What is the point of a Friendship if it fades?




I’ve been asking far too few questions lately.

Usually when I share something with you here, I want to give you something to be excited about, someplace you can dream to see someday.

But today, as I was triaging through old files, I came across a folder on my Mac called “Friend Docs,” resulting in a cascading series of events that led me straight down Memory Lane.

You see, ever since I got a new iPod, I’ve been shooting ABSURD amounts of HD video, and it’s filling up my drive faster that I anticipated. Turns out, a surprisingly large chunk of my space was also going to files that people have sent me over the past decade or so. Within the “Friend Docs” folder were photos of people I haven’t talked to in years. A Japanese musician, a German photographer, a graphic designer from New England. I suddenly wondered why I hadn’t spoken to them in so long and what their lives had become.

Now, don’t get me wrong. I know I’m not expected to stay in touch with all of them. Sometimes connections just fade naturally. Travel has taught me this. Life has taught me this. And I get it. I accept it. Usually, I even welcome it, because when we let go of a connection that doesn’t resonate with us, we make space for something even better to come through.

I am living proof of this.

But as I shuffled through old videos and photos (even pictures of post cards), I couldn’t help but get a bit melancholic. Once upon a time, these files had meant so much to me. And now I didn’t care at all about most of them. Only a few, the few that sparked a memory, held any remaining value for me.

And I couldn’t help but ask myself: What was the point of these friendships? We don’t stay in touch any more, so were they a waste of time? Was I pursing a weak friendship connection in the first place with some of these people? Perhaps. Perhaps.

Heck, I used to have a pretty good Japanese vocabulary! (Reminded of this by a screenshot of me Skyping with an old Japanese friend.) When I try and read hiragana now, I almost feel embarrassed at how much I’ve forgotten. What was the point? What was the point of any of this if my memory for language is like a sieve?

Stepping into a flooded fieldI let this thought stew for a while, and this afternoon I decided to go for a walk.

Outside, I discovered that a nearby stream had flooded, no doubt from all of the recent snowmelt. I’d been here dozens of times, maybe hundreds, and I’d never seen it like this — like a perfect mirror had been placed slightly above the landscape, and I stepped into the water with my waterproof shoes (just because I could).

Then I realized something.

In this changed environment, the stronger elements, often the older elements, reached out of the water easily. They would be fine.

A tree rising over a flooded field

I reflected: perhaps the passage of time is like a slowly rising flood. The memories are still there, submerged, but they aren’t always available for me to consciously access. And each of those memories has roots that go deep, even if I can’t see them. They reinforce other memories. (It’s all one big neurological network, right?)

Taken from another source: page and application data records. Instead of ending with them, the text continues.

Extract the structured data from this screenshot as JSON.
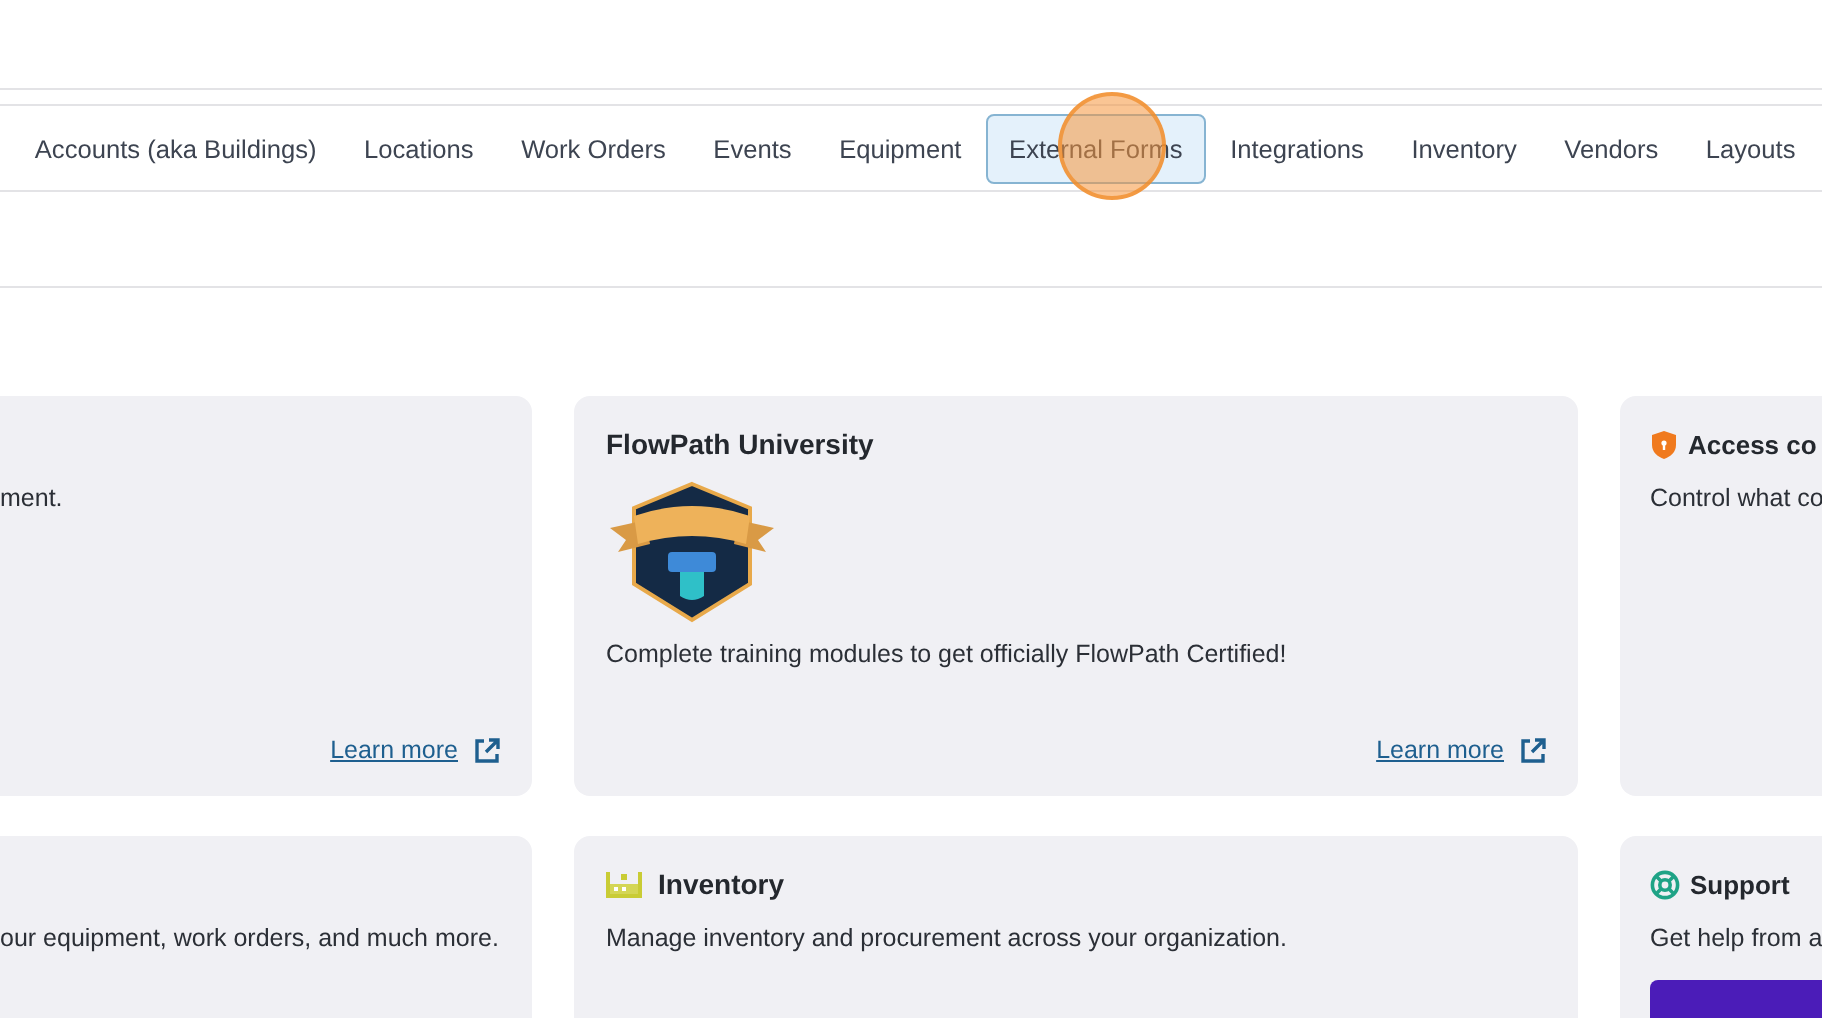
{
  "nav_tabs": [
    {
      "label": "Accounts (aka Buildings)",
      "selected": false,
      "clicked": false
    },
    {
      "label": "Locations",
      "selected": false,
      "clicked": false
    },
    {
      "label": "Work Orders",
      "selected": false,
      "clicked": false
    },
    {
      "label": "Events",
      "selected": false,
      "clicked": false
    },
    {
      "label": "Equipment",
      "selected": false,
      "clicked": false
    },
    {
      "label": "External Forms",
      "selected": true,
      "clicked": true
    },
    {
      "label": "Integrations",
      "selected": false,
      "clicked": false
    },
    {
      "label": "Inventory",
      "selected": false,
      "clicked": false
    },
    {
      "label": "Vendors",
      "selected": false,
      "clicked": false
    },
    {
      "label": "Layouts",
      "selected": false,
      "clicked": false
    }
  ],
  "cards": [
    {
      "kind": "plain",
      "description": "ment.",
      "link": "Learn more"
    },
    {
      "kind": "badge",
      "title": "FlowPath University",
      "description": "Complete training modules to get officially FlowPath Certified!",
      "link": "Learn more"
    },
    {
      "kind": "shield",
      "title": "Access co",
      "description": "Control what co"
    },
    {
      "kind": "plain",
      "description": "our equipment, work orders, and much more."
    },
    {
      "kind": "inventory",
      "title": "Inventory",
      "description": "Manage inventory and procurement across your organization."
    },
    {
      "kind": "support",
      "title": "Support",
      "description": "Get help from a",
      "button": {
        "kind": "primary"
      }
    }
  ]
}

It’s funny, because I’ve had this attitude toward relationships for a while now, that if something ends, that doesn’t mean it’s a failure. As long as I learned something, as long as I grew, it’s not a loss. But I guess I wasn’t applying this same belief to friendships. Or at least, not all of them.

But it remains true.

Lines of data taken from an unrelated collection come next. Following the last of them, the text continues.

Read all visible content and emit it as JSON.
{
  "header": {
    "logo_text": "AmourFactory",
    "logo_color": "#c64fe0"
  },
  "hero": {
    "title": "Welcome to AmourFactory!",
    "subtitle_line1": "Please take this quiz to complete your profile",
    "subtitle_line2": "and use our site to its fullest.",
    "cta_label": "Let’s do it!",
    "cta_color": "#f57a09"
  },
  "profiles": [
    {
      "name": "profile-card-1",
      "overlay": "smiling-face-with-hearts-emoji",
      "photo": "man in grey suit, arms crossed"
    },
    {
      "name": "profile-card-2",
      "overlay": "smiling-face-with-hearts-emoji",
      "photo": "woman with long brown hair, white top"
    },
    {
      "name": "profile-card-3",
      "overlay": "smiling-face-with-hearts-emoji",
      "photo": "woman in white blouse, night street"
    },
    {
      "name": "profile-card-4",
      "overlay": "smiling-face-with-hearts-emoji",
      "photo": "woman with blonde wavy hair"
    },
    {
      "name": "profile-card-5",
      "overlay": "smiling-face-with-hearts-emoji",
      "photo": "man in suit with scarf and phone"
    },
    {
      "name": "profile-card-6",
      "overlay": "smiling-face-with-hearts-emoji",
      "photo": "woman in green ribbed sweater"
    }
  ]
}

As I stood out and reflected upon my own reflection in the water, I realized: even if I learned another language fluently from a friend and then forgot it because the friendship faded, there would be growth in that, even if I couldn’t put my finger on exactly what I’d learned about life. Even if I completely forgot the language afterward, it would still be worth it.

And then I expanded upon it. I realized that everyone I’ve ever met, no matter how briefly I’ve known them, has added to my learning in some way. Either they’ve provided more data for me to realize something new about humanity has a whole, or just provided a minor perspective shift, the learning is there, no matter how small.

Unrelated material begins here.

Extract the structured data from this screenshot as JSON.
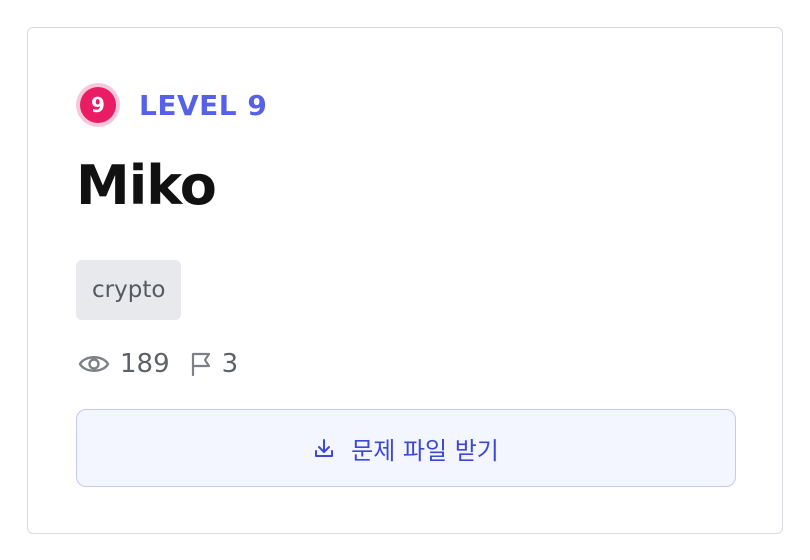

In the end, not everything has to be remembered. And not everything has to be practical. It just has to be experienced honestly.

That’s something I expect I’ll have to keep telling myself.

What about you? From traveller to traveller:
How do you react when you reflect on friendships long faded?